Effective road safety planning: what should be happening

What the vision should be
Road safety planning and policing: what we have a right to expect
Poor Merseyside road casualties should be considered
Other relevant information
Past strategies
Options that should be considered

Merseyside road safety failures

Merseyside / national road safety failures

Merseyside road safety concerns

So-Mo project on pedestrian casualties

Merseyside road safety improvements

Taking action on poor road safety

Current campaigns





Non-violent direct action
When there is poor practice or malpractice by decision-makers, e.g.
  • decisions are not based on evidence
  • there is no genuine engagement or consultation
  • human rights are not being respected
  • information is being withheld, or false information is being given out
and they have failed to respond appropriately to the usual channels of communication, then non-violent direct action may be necessary or even an obligation to ensure compliance with the principles of democracy.

Examples of direct action being used to fight for transport justice

1. How the Dutch got their cycle paths

A mass die-in outside the Amsterdamís Rijksmuseum in the 70's:

See the full video at explaining how the excellent Dutch cycle network was won by confronting the decision-makers who were prioritising car travel over child safety.

2. Crossing protest

Mothers formed a human barrier to hold up traffic in Beckenham, Kent in protest against the removal of a pedestrian crossing used by school children.

3. #NoMoreCoffins demonstrations in London

Regular "Die-ins" are held in London to fight for a fair share of road space for cyclists.

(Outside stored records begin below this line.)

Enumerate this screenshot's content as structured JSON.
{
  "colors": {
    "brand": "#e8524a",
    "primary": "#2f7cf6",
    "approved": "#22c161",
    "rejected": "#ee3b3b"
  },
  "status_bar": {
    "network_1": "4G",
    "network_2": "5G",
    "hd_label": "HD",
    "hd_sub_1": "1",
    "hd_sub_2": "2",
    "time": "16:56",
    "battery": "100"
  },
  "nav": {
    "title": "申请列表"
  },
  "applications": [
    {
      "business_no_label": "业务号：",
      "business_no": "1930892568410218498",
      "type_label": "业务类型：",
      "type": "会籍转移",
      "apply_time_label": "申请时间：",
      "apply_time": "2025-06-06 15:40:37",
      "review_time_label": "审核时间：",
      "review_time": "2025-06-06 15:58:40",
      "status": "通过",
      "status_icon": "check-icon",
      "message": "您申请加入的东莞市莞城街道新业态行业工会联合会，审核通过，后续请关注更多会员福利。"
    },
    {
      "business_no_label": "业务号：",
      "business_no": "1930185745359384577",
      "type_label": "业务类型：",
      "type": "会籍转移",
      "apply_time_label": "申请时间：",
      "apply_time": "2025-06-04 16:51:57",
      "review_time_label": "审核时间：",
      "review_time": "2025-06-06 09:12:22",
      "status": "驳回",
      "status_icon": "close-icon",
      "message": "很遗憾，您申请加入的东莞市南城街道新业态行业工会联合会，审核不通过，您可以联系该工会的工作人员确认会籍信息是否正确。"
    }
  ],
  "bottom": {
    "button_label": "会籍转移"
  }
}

The vigourous campaigning style has been credited with changing the culture of transport planning in London, with many segregated cycle tracks and cycle superhighways now being built.

See also the photo gallery of the King's Cross protests at

4. Kinder Scout and other mass trespasses

The north of England has a proud history of people fighting for access rights such as
  • the Latrigg and other Keswick trespasses of 1887 [1]
  • the Kinder Scout mass trespass in 1932 [2]


[1] Mass trespass on Latrigg recalled (2015)

[2] Kinder trespass: Spirit of Kinder

Last updated: 12 Jan 2020